Mass Effect sets a new standard for what a video game can truly be.
DirkMcGuirk wrote this review on .
The one true aspect of Mass Effect that stands out is it's story. The game's narrative starts off somewhat simple, your self-created Commander Shepard has become a candidate for the Specters, which is somewhat of a galactic police force, with the agents being unbound by codes of conduct. As the story progresses, it escalates into a genius blend of story-telling; a Specter named Saren has gone rogue and has allied himself with a sentient race of machines known as the Geth. From there on out you begin a galaxy-wide hunt for Saren, with twists and turns popping out at you every mission. I was on the edge of my seat every minute of the game, and the climax is simply awe-inspiring, depending on your ending of course. The main storyline, if played straight through, will probably take you roughly 15 hours, but with all RPG's, the bulk of your time is spent doing side quests if you prefer to do so. If you complete a good deal of side quests, at least enough to merit the Completionist achievement as in my case, you'll find yourself clocking in at around 30 hours a playthrough, and if that isn't enough, the game has a very high replay value if you want to go through a second or even third time if you wanted to explore your darker or lighter side, specialize in a different class, or even try a different relationship with one of the crew members of Shepard's ship, The Normandy.
The combat is a little different than what you'd expect from your traditional RPG, with it's blend of a third person shooter and tactical RPG elements, but it should please both the shooter and role-playing crowd.
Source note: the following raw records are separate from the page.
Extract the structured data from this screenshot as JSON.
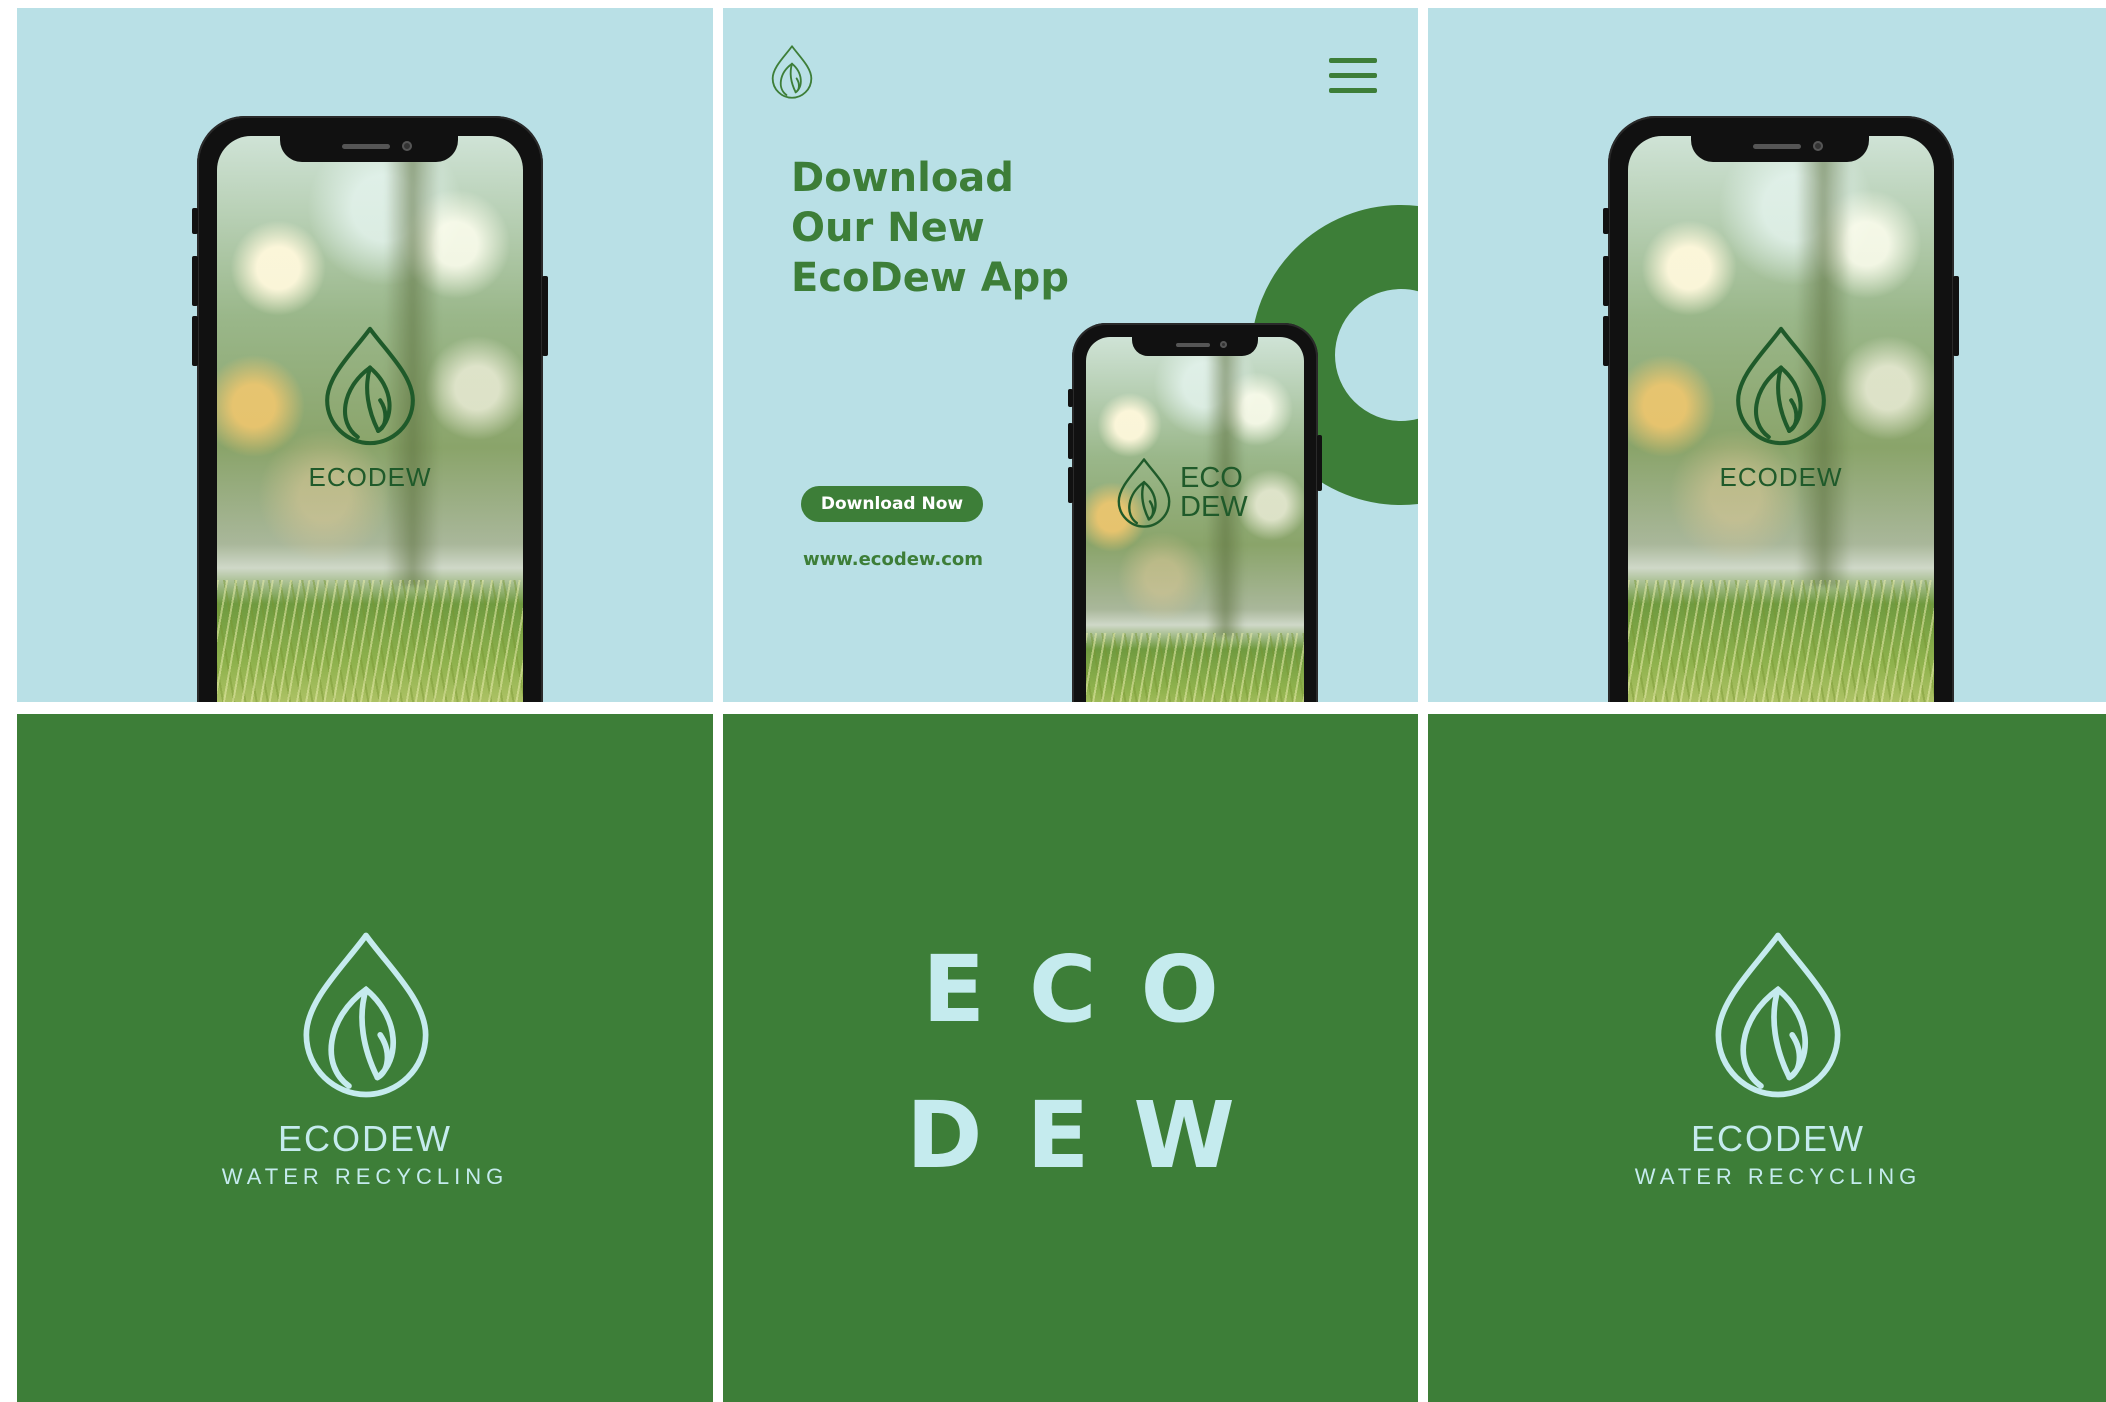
{
  "colors": {
    "light_bg": "#b9e0e6",
    "brand_green": "#3d7e38",
    "dark_green": "#1f5a2a",
    "light_text": "#c5ebee",
    "grid_gap": "#ffffff"
  },
  "icons": [
    "leaf-drop-icon",
    "hamburger-menu-icon"
  ],
  "tile1": {
    "screen_brand": "ECODEW"
  },
  "tile2": {
    "headline": [
      "Download",
      "Our New",
      "EcoDew App"
    ],
    "cta_label": "Download Now",
    "url": "www.ecodew.com",
    "screen_brand_line1": "ECO",
    "screen_brand_line2": "DEW"
  },
  "tile3": {
    "screen_brand": "ECODEW"
  },
  "tile4": {
    "brand": "ECODEW",
    "tagline": "WATER RECYCLING"
  },
  "tile5": {
    "line1": "ECO",
    "line2": "DEW"
  },
  "tile6": {
    "brand": "ECODEW",
    "tagline": "WATER RECYCLING"
  }
}
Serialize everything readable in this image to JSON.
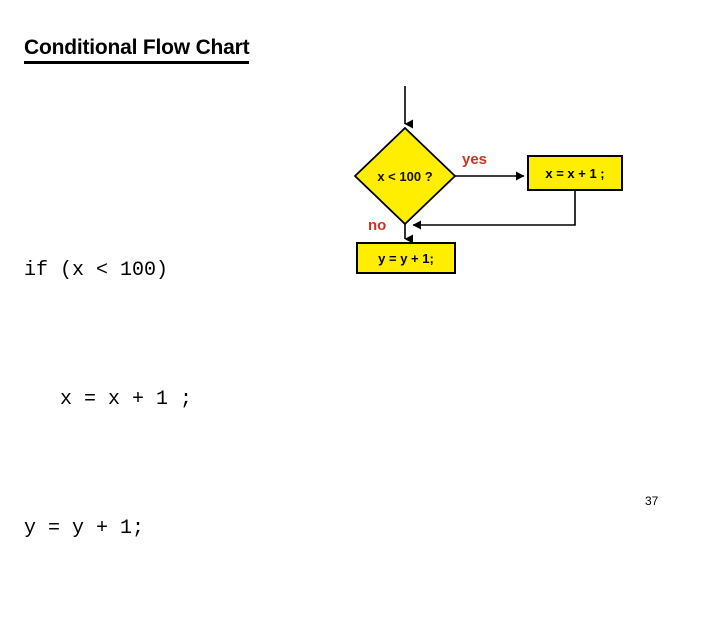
{
  "slide": {
    "title": "Conditional Flow Chart",
    "page_number": "37",
    "background_color": "#ffffff"
  },
  "code": {
    "lines": [
      "if (x < 100)",
      "   x = x + 1 ;",
      "y = y + 1;"
    ],
    "line1": "if (x < 100)",
    "line2": "   x = x + 1 ;",
    "line3": "y = y + 1;",
    "text_color": "#000000"
  },
  "chart_data": {
    "type": "diagram",
    "title": "Conditional Flow Chart",
    "diagram_kind": "flowchart",
    "colors": {
      "node_fill": "#ffee00",
      "node_stroke": "#000000",
      "node_text": "#1a1008",
      "branch_label": "#cc3322",
      "connector": "#000000"
    },
    "nodes": [
      {
        "id": "entry",
        "shape": "arrow-in",
        "label": ""
      },
      {
        "id": "decision",
        "shape": "diamond",
        "label": "x < 100 ?",
        "fill": "#ffee00",
        "text_color": "#1a1008"
      },
      {
        "id": "then",
        "shape": "rectangle",
        "label": "x = x + 1 ;",
        "fill": "#ffee00",
        "text_color": "#000000"
      },
      {
        "id": "after",
        "shape": "rectangle",
        "label": "y = y + 1;",
        "fill": "#ffee00",
        "text_color": "#000000"
      }
    ],
    "edges": [
      {
        "from": "entry",
        "to": "decision",
        "label": ""
      },
      {
        "from": "decision",
        "to": "then",
        "label": "yes",
        "label_color": "#cc3322"
      },
      {
        "from": "then",
        "to": "after",
        "label": ""
      },
      {
        "from": "decision",
        "to": "after",
        "label": "no",
        "label_color": "#cc3322"
      }
    ],
    "labels": {
      "decision": "x < 100 ?",
      "then_box": "x = x + 1 ;",
      "after_box": "y = y + 1;",
      "yes": "yes",
      "no": "no"
    }
  }
}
Combat and how you play it depends mostly on your class. The soldier based class will most likely have you play the game as more of a tactics based shooter, while the engineer and biotic classes tend to be reminiscent of Bioware's previous Xbox entry, Knights of the Old Republic. For a good deal of the time you spend fighting, you'll be navigating a radial menu for your special abilities, which is a fairly simple system pulled up by pressing either the left or right button. While on foot, the combat shines, but the vehicle combat isn't something to be desired. While navigating hostile environments or if you have the need to get somewhere fast, your land rover, The Mako is what you'll be using. Unfortunately, The Mako isn't exactly fine tuned for combat apparently, considering your turret can't move up or down, which makes for some frustrating moments if you're on uneven terrain.
One of Bioware's greatest merits for Mass Effect, or any of their previous games, is that they have a knack for making believable and culturally rich characters, and this is no exception. Your crew on the Normandy, each being of their own race, give you both insight into both their people's and personal past, and with all the backstory involved, you actually begin to believe you are a part of this universe (even though technically it's our universe in the future). Even though the main characters are all very interesting, a staple of a good RPG in my opinion has always been the depth of supporting or stock characters. All of the side quest characters are just as believable as the main cast, which is really a mark on how much care Bioware puts into their games. All of the races featured in the game have their own history and culture, and can also provide a bit of humor in their own quirky ways, such as the Volus race calling humans The Earth-Clan, or a flamingo looking race known as the Hanar always referring to themselves in the third person and their archaic means of speaking.
Another achievement Bioware has managed to accomplish is the voice acting and dialogue in the game. The sheer amount of dialogue in this game is mind boggling and the quality of the acting is near perfect. Their is never a wooden delivery in the acting and all of the actors manage to fit their respective characters very well. The facial movements to go along with the acting is realistic, although I encountered a few animation hiccups once in awhile.
Now for the downside...even though for the most part the game is flawless, their are a few nuisances here and there, but none truly game-breaking. The aforementioned vehicle combat is clunky and annoying but like all the problems in this game, is forgivable due to the overall quality. The game may have beautiful visuals, but they are considerably hindered by some texture popping, especially in cutscenes. I also found myself being stuck in the terrain of worlds requiring use of the Mako if I got out of the vehicle to pick up some ruins or survey a mineral, which is a bit of a pain, but the game autosaves every time you land on a planet, so repeating only 2 or 3 minutes wasn't so bad.
In the end, Mass Effect is pretty much a must have game for the Xbox 360, especially if you're a sucker for one hell of a story and great gameplay mechanics and it has already become an instant classic in my mind. Bioware has set a new standard for how a game can be on a high philosophical and intellectual level with a lot of depth, yet be fun and accessible to the mainstream.